━━━━━ EXERCISE MATERIAL

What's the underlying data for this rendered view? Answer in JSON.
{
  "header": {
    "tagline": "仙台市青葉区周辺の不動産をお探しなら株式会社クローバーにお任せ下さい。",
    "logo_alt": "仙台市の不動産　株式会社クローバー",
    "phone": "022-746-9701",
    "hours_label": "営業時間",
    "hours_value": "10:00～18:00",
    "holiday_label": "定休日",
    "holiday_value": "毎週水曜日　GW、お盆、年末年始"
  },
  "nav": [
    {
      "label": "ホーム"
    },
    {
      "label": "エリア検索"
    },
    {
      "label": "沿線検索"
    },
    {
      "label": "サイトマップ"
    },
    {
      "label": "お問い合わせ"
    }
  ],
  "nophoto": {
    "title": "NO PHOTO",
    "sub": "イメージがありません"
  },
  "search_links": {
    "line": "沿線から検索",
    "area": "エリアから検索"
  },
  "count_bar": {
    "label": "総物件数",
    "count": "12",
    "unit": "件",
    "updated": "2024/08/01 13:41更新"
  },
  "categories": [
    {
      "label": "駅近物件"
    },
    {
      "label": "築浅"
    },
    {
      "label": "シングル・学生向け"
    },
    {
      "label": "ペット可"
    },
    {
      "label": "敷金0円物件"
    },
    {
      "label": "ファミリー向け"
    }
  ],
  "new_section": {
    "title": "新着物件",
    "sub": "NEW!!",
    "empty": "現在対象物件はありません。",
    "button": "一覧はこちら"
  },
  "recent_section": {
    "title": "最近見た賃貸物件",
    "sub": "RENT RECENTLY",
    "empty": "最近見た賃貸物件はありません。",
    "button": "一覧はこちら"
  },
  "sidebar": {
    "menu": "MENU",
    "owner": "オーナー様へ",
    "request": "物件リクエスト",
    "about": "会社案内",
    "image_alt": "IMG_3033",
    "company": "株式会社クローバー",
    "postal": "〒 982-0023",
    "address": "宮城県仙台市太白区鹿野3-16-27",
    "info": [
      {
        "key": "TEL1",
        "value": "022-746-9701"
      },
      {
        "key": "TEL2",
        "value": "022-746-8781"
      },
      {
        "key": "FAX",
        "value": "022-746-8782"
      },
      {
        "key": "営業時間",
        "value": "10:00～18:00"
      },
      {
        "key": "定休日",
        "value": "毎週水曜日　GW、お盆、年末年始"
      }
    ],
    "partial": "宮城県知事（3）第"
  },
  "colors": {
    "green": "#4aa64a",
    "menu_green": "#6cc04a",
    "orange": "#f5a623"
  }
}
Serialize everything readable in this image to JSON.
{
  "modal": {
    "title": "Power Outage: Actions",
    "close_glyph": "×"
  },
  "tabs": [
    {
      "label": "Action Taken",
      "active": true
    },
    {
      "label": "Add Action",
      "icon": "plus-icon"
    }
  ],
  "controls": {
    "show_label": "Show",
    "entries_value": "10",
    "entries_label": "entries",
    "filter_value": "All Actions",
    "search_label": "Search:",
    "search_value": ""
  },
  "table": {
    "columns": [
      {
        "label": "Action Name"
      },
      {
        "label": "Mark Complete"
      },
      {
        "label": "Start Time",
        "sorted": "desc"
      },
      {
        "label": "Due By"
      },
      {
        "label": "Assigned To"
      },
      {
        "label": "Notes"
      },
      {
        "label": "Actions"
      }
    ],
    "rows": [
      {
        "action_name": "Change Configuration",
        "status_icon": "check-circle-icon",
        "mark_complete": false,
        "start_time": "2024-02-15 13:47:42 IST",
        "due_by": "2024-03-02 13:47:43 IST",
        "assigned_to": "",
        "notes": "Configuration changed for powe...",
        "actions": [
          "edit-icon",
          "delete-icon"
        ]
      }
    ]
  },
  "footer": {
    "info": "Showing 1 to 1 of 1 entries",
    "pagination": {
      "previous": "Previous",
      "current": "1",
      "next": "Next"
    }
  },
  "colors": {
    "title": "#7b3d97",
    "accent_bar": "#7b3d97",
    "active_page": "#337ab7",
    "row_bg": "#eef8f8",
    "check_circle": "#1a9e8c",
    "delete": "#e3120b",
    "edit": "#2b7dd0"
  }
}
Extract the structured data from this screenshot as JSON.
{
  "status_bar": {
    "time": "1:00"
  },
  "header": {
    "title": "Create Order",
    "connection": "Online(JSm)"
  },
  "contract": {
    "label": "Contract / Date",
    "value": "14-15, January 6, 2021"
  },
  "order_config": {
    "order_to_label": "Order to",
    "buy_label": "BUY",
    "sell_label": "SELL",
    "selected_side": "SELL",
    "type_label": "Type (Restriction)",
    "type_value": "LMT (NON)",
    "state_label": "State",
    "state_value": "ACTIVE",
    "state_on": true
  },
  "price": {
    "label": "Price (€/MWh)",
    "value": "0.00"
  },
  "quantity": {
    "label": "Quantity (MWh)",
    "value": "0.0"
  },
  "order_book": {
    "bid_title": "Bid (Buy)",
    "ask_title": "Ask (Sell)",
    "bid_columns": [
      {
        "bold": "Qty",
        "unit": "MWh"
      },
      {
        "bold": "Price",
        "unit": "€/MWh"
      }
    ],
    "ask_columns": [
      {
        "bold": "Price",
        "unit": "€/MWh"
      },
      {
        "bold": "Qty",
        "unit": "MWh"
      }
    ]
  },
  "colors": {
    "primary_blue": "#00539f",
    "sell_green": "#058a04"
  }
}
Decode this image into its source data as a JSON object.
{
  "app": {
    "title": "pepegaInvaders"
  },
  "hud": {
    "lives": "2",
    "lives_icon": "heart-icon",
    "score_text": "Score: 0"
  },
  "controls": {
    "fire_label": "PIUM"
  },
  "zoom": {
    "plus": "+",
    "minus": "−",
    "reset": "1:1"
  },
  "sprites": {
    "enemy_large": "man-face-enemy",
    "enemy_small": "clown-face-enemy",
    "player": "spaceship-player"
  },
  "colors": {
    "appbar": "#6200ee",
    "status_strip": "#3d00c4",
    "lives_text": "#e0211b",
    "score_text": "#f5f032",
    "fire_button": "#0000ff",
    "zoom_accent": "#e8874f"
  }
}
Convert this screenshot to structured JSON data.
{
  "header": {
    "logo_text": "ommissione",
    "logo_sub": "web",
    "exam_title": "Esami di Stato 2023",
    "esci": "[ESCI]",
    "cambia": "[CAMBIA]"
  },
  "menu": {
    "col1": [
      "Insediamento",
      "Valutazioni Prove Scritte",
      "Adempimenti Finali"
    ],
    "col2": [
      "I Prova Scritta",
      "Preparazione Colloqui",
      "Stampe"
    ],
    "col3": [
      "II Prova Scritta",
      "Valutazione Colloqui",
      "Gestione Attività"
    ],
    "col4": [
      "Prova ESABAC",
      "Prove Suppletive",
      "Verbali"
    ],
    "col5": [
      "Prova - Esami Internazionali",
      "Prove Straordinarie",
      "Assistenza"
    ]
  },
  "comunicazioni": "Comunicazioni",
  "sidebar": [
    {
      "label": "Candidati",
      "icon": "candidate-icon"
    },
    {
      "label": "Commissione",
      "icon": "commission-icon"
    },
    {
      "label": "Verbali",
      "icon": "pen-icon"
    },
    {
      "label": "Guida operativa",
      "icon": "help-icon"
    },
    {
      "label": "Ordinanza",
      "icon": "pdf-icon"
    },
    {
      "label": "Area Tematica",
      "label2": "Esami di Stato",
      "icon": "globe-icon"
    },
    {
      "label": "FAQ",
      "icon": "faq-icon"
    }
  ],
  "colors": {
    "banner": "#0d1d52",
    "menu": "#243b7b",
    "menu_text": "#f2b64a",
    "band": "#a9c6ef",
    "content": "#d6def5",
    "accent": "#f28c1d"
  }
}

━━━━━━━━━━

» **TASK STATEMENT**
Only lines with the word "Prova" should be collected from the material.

» **WRITTEN REPLY**
      "I Prova Scritta",
      "II Prova Scritta",
      "Prova ESABAC",
      "Prova - Esami Internazionali",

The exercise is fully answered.